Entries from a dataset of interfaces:

Content starts

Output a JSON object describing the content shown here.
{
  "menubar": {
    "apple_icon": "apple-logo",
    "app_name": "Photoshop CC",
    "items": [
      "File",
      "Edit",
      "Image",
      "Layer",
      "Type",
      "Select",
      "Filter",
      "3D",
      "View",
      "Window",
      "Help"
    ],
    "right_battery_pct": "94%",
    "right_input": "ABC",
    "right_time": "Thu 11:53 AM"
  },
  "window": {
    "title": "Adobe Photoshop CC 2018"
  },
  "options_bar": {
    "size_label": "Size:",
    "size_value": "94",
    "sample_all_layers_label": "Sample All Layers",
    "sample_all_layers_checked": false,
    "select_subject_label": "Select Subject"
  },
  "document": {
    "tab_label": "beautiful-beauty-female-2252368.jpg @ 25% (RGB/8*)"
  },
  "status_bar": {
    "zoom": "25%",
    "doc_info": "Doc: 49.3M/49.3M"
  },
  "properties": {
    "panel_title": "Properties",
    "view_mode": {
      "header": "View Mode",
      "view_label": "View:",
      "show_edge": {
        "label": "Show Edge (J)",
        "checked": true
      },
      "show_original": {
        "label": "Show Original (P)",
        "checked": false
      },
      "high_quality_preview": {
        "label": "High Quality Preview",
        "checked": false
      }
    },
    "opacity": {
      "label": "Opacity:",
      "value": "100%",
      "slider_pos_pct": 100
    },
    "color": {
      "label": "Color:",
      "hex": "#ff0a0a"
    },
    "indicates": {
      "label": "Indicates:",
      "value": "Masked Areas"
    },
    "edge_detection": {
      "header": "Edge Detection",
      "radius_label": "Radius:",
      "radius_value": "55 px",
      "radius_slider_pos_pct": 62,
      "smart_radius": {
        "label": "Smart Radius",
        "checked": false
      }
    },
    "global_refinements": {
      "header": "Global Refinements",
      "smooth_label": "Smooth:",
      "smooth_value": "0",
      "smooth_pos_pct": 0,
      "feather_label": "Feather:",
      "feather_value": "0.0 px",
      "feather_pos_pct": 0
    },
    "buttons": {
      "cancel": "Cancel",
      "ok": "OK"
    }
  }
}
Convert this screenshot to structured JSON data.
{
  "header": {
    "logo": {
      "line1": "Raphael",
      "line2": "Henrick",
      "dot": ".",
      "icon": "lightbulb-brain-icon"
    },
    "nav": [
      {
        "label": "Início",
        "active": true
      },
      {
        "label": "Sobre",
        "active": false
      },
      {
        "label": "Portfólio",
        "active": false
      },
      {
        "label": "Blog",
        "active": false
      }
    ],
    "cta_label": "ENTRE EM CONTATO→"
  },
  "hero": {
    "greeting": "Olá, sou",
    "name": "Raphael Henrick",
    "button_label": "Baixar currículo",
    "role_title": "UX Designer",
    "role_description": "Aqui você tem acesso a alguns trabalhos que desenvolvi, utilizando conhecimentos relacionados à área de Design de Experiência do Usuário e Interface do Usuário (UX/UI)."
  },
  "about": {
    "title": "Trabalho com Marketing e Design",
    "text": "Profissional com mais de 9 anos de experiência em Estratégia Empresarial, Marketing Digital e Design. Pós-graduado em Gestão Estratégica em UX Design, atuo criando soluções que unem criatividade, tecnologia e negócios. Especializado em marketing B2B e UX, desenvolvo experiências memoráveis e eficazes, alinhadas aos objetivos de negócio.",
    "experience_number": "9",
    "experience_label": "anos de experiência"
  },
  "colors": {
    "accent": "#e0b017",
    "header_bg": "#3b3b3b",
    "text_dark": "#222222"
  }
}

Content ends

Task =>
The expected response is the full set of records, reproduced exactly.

Answer =>
Output a JSON object describing the content shown here.
{
  "menubar": {
    "apple_icon": "apple-logo",
    "app_name": "Photoshop CC",
    "items": [
      "File",
      "Edit",
      "Image",
      "Layer",
      "Type",
      "Select",
      "Filter",
      "3D",
      "View",
      "Window",
      "Help"
    ],
    "right_battery_pct": "94%",
    "right_input": "ABC",
    "right_time": "Thu 11:53 AM"
  },
  "window": {
    "title": "Adobe Photoshop CC 2018"
  },
  "options_bar": {
    "size_label": "Size:",
    "size_value": "94",
    "sample_all_layers_label": "Sample All Layers",
    "sample_all_layers_checked": false,
    "select_subject_label": "Select Subject"
  },
  "document": {
    "tab_label": "beautiful-beauty-female-2252368.jpg @ 25% (RGB/8*)"
  },
  "status_bar": {
    "zoom": "25%",
    "doc_info": "Doc: 49.3M/49.3M"
  },
  "properties": {
    "panel_title": "Properties",
    "view_mode": {
      "header": "View Mode",
      "view_label": "View:",
      "show_edge": {
        "label": "Show Edge (J)",
        "checked": true
      },
      "show_original": {
        "label": "Show Original (P)",
        "checked": false
      },
      "high_quality_preview": {
        "label": "High Quality Preview",
        "checked": false
      }
    },
    "opacity": {
      "label": "Opacity:",
      "value": "100%",
      "slider_pos_pct": 100
    },
    "color": {
      "label": "Color:",
      "hex": "#ff0a0a"
    },
    "indicates": {
      "label": "Indicates:",
      "value": "Masked Areas"
    },
    "edge_detection": {
      "header": "Edge Detection",
      "radius_label": "Radius:",
      "radius_value": "55 px",
      "radius_slider_pos_pct": 62,
      "smart_radius": {
        "label": "Smart Radius",
        "checked": false
      }
    },
    "global_refinements": {
      "header": "Global Refinements",
      "smooth_label": "Smooth:",
      "smooth_value": "0",
      "smooth_pos_pct": 0,
      "feather_label": "Feather:",
      "feather_value": "0.0 px",
      "feather_pos_pct": 0
    },
    "buttons": {
      "cancel": "Cancel",
      "ok": "OK"
    }
  }
}
Convert this screenshot to structured JSON data.
{
  "header": {
    "logo": {
      "line1": "Raphael",
      "line2": "Henrick",
      "dot": ".",
      "icon": "lightbulb-brain-icon"
    },
    "nav": [
      {
        "label": "Início",
        "active": true
      },
      {
        "label": "Sobre",
        "active": false
      },
      {
        "label": "Portfólio",
        "active": false
      },
      {
        "label": "Blog",
        "active": false
      }
    ],
    "cta_label": "ENTRE EM CONTATO→"
  },
  "hero": {
    "greeting": "Olá, sou",
    "name": "Raphael Henrick",
    "button_label": "Baixar currículo",
    "role_title": "UX Designer",
    "role_description": "Aqui você tem acesso a alguns trabalhos que desenvolvi, utilizando conhecimentos relacionados à área de Design de Experiência do Usuário e Interface do Usuário (UX/UI)."
  },
  "about": {
    "title": "Trabalho com Marketing e Design",
    "text": "Profissional com mais de 9 anos de experiência em Estratégia Empresarial, Marketing Digital e Design. Pós-graduado em Gestão Estratégica em UX Design, atuo criando soluções que unem criatividade, tecnologia e negócios. Especializado em marketing B2B e UX, desenvolvo experiências memoráveis e eficazes, alinhadas aos objetivos de negócio.",
    "experience_number": "9",
    "experience_label": "anos de experiência"
  },
  "colors": {
    "accent": "#e0b017",
    "header_bg": "#3b3b3b",
    "text_dark": "#222222"
  }
}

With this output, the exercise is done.